When I had this realisation I could finally takes steps towards recovery. I understood for the first time that I was going to have to put myself out there, and pretty much expect to fail continuously until I worked out ways that I could cope with life. As an obsessive perfectionist it was not a comfortable realisation, but I knew that I was going to have to work hard, and that I was going to have to accept that I was not going to do well in every step and decision I had to make. Sometimes I was going to fall down or get sucked back into old ways, and I had to be OK with having a recovery graph that looks more like a squiggle on  page than a logical and tidy straight line upwards.

And this is why I don’t believe in full recovery. I can always be getting better, I can always be improving things for myself. Full recovery suggests to me that there is an end to this journey, and I don’t want that to be the case. I will always be Autistic, I might reach a point in which I am symptom free from my mental illnesses. But that won’t mean that I won’t still face challenges, in fact I know I will definitely face challenges because being Autistic sometimes in not easy.

I have gotten to the point now where I have addressed the fundamental problems I faced when I was ill, such as not eating, self-harming and self-destructive behaviour. I had the expertise of professionals to help me get to this point. But now I have to address the issues I face with life outside of my illnesses. Issues like how do I deal with Autism and maintaining professional and personal relationships, what is it that I really enjoy and how can I make it a career, what is it that helps me be happy and healthy, and most importantly what are the things which I cannot change and how can I come to accept them.

In order to work out answers to my questions, in order for me to live a long and happy life, I believe I need space now to explore. So that is why I have decided to reduce the professional help I receive down to a phone call once a month. I know when I need to ask for help, and I understand that my journey is far from easy, but for now I know this is the right decision for me.

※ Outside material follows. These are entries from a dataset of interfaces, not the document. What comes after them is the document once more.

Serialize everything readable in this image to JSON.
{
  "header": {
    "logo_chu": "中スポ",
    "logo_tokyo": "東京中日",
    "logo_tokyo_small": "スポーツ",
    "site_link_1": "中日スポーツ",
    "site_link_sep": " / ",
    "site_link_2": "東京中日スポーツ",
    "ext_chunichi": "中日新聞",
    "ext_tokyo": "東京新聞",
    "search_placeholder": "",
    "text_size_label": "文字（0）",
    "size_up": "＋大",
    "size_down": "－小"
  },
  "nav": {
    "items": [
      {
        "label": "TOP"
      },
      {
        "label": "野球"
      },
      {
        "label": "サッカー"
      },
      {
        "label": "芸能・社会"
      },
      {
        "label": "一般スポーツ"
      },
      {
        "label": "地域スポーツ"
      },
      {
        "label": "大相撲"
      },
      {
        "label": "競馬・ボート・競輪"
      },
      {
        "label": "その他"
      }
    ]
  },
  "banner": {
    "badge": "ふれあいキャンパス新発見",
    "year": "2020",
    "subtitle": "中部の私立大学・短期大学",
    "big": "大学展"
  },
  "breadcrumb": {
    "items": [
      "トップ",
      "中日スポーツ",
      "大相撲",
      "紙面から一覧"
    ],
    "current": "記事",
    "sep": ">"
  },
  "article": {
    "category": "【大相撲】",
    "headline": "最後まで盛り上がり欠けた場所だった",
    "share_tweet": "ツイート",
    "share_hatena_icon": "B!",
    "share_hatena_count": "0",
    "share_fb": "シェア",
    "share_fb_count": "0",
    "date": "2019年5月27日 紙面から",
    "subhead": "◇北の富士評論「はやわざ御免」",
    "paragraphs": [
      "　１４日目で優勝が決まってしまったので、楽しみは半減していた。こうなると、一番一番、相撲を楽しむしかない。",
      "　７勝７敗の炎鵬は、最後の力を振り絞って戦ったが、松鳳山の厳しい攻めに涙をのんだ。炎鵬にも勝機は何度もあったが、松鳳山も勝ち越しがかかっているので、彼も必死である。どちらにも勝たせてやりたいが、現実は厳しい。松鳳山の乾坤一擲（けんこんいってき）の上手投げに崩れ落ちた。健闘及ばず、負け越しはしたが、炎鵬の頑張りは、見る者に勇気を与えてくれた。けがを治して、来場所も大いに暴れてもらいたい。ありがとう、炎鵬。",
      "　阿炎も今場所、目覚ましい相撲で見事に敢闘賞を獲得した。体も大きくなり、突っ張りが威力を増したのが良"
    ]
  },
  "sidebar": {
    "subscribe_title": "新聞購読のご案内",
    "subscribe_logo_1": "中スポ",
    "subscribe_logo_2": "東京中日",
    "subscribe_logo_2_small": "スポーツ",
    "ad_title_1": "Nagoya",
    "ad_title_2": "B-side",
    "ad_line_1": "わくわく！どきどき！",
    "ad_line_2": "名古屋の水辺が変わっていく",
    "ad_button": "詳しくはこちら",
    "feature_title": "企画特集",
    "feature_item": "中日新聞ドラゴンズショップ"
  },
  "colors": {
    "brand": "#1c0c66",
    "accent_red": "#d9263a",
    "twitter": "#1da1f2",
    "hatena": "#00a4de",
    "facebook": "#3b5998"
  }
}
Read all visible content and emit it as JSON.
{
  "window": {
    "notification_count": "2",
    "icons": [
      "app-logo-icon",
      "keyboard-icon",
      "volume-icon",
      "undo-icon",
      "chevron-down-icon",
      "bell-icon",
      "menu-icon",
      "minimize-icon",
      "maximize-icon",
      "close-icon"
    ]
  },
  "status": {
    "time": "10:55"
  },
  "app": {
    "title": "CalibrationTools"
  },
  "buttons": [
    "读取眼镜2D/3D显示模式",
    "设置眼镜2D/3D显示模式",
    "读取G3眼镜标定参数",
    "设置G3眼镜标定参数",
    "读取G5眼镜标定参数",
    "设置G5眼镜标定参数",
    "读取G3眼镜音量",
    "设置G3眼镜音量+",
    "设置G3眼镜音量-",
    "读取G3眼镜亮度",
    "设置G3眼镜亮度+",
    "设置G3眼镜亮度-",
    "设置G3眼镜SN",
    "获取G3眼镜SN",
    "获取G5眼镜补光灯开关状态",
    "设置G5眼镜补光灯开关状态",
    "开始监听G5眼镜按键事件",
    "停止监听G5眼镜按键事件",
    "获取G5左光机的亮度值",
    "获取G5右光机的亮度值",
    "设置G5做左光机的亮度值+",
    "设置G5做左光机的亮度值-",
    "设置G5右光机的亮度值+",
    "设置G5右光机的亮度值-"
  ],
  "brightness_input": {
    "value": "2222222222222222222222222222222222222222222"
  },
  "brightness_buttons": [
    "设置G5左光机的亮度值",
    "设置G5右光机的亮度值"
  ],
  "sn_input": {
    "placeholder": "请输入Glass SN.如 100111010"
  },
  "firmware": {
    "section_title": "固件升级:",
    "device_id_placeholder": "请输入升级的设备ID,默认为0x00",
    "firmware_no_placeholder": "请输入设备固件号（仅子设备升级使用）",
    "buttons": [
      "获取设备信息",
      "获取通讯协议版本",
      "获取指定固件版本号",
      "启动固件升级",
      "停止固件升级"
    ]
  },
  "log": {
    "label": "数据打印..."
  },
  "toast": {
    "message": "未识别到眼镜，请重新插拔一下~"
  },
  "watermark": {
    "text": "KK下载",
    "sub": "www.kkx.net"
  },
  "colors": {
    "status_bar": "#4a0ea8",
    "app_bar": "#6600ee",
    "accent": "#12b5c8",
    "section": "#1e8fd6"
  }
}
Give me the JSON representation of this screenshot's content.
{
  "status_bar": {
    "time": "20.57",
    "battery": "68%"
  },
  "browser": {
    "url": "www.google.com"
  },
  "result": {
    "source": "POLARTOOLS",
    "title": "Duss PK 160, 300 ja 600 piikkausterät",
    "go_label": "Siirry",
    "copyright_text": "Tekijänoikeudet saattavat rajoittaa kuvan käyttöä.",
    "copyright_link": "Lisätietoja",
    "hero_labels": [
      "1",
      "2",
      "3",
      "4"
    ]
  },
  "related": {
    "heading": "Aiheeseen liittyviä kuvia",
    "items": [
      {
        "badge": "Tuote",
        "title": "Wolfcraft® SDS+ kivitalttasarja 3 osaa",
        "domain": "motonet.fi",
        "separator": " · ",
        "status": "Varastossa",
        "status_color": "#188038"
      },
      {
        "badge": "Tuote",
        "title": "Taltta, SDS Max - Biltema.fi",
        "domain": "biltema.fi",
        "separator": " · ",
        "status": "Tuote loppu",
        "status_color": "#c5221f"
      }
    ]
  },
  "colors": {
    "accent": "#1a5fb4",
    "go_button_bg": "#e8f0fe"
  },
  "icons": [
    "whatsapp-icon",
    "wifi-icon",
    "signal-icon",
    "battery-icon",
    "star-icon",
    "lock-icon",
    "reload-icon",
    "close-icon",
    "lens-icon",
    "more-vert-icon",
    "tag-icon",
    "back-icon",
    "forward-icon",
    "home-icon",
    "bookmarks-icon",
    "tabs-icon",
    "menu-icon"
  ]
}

If I have learned anything from the past few years is to never take the simple things for granted, like the love and support from family and friends, or the ability to smile and be happy.